Matilda Gray (Lydia Wilson) is an elfin classical cellist on the brink of moving to New York for her big break when her mother slits her own throat in front of her. An act so disturbing, unexpected and out of character, unsurprisingly it throws Matilda's life into chaos and confusion. What she finds among her mother's belongings opens up an even bigger mystery, leading Matilda (and her best friend Hal, played by Joel Fry) to a missing girl and the small Welsh village of Penllynith, where they meet Nick (James Frecheville) who has just inherited a huge creepy, creaky mansion from his dead uncle.
With her pale skin, wide eyes and shock of white hair, Wilson is an enigmatic lead nicely balancing ethereal and assertive qualities in Matilda. Fry is a much-needed humanising presence helping to ground the wilder elements in the real world.
Requiem deals in creeping dread and unease. Haunted by the dead, patterns start to emerge as dreams, visions and repressed memories blur. It prefers to take its time and lets the narrative play out at its own pace rather than going for cheap shock tactics, though the big revelation that closes the first episode is a genuine gasp-out-loud moment. Hopefully it can sustain the momentum over six episodes (the Beeb's last big ghost story, The Living and The Dead, would have made a great three-parter but struggled to fill a full series) as we eagerly await more surprises as the horror unfolds.
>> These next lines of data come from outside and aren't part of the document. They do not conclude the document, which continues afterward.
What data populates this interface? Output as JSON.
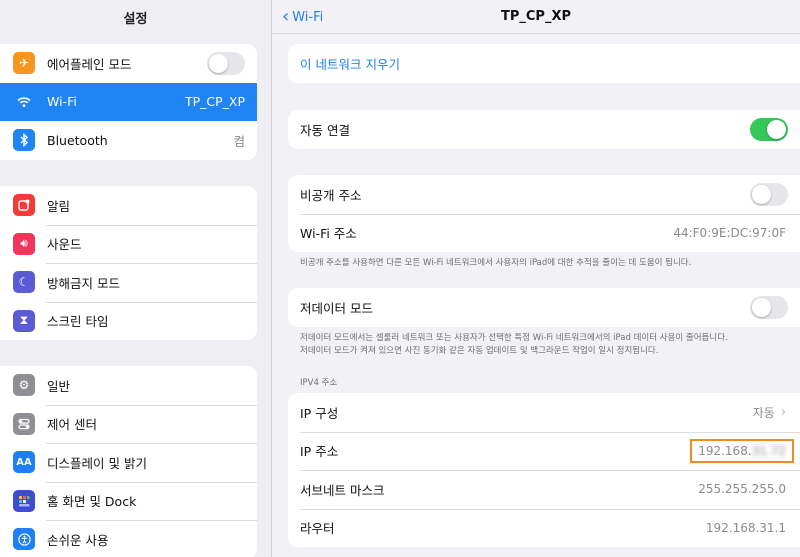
{
  "sidebar": {
    "title": "설정",
    "group1": [
      {
        "label": "에어플레인 모드",
        "icon": "airplane-icon",
        "color": "#f7961e",
        "toggle": false
      },
      {
        "label": "Wi-Fi",
        "icon": "wifi-icon",
        "color": "#1f84f4",
        "value": "TP_CP_XP",
        "active": true
      },
      {
        "label": "Bluetooth",
        "icon": "bluetooth-icon",
        "color": "#1f84f4",
        "value": "켬"
      }
    ],
    "group2": [
      {
        "label": "알림",
        "icon": "notifications-icon",
        "color": "#f23b3b"
      },
      {
        "label": "사운드",
        "icon": "sound-icon",
        "color": "#f2355b"
      },
      {
        "label": "방해금지 모드",
        "icon": "moon-icon",
        "color": "#5b5bd6"
      },
      {
        "label": "스크린 타임",
        "icon": "hourglass-icon",
        "color": "#5b5bd6"
      }
    ],
    "group3": [
      {
        "label": "일반",
        "icon": "gear-icon",
        "color": "#8e8e93"
      },
      {
        "label": "제어 센터",
        "icon": "control-center-icon",
        "color": "#8e8e93"
      },
      {
        "label": "디스플레이 및 밝기",
        "icon": "display-icon",
        "color": "#1f7ef2"
      },
      {
        "label": "홈 화면 및 Dock",
        "icon": "home-screen-icon",
        "color": "#3d4bd6"
      },
      {
        "label": "손쉬운 사용",
        "icon": "accessibility-icon",
        "color": "#1f7ef2"
      }
    ]
  },
  "nav": {
    "back_label": "Wi-Fi",
    "title": "TP_CP_XP"
  },
  "detail": {
    "forget_label": "이 네트워크 지우기",
    "auto_join": {
      "label": "자동 연결",
      "on": true
    },
    "private_address": {
      "label": "비공개 주소",
      "on": false
    },
    "wifi_address": {
      "label": "Wi-Fi 주소",
      "value": "44:F0:9E:DC:97:0F"
    },
    "private_note": "비공개 주소를 사용하면 다른 모든 Wi-Fi 네트워크에서 사용자의 iPad에 대한 추적을 줄이는 데 도움이 됩니다.",
    "low_data": {
      "label": "저데이터 모드",
      "on": false
    },
    "low_data_note_1": "저데이터 모드에서는 셀룰러 네트워크 또는 사용자가 선택한 특정 Wi-Fi 네트워크에서의 iPad 데이터 사용이 줄어듭니다.",
    "low_data_note_2": "저데이터 모드가 켜져 있으면 사진 동기화 같은 자동 업데이트 및 백그라운드 작업이 일시 정지됩니다.",
    "ipv4_header": "IPV4 주소",
    "ip_config": {
      "label": "IP 구성",
      "value": "자동"
    },
    "ip_address": {
      "label": "IP 주소",
      "value_visible": "192.168.",
      "value_blurred": "31.72"
    },
    "subnet": {
      "label": "서브네트 마스크",
      "value": "255.255.255.0"
    },
    "router": {
      "label": "라우터",
      "value": "192.168.31.1"
    }
  },
  "colors": {
    "accent": "#1f84f4",
    "toggle_on": "#34c759",
    "highlight_box": "#f08a24"
  }
}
Episodes watched: one of six.
Requiem starts on BBC One, Fri 2 Feb, 9pm.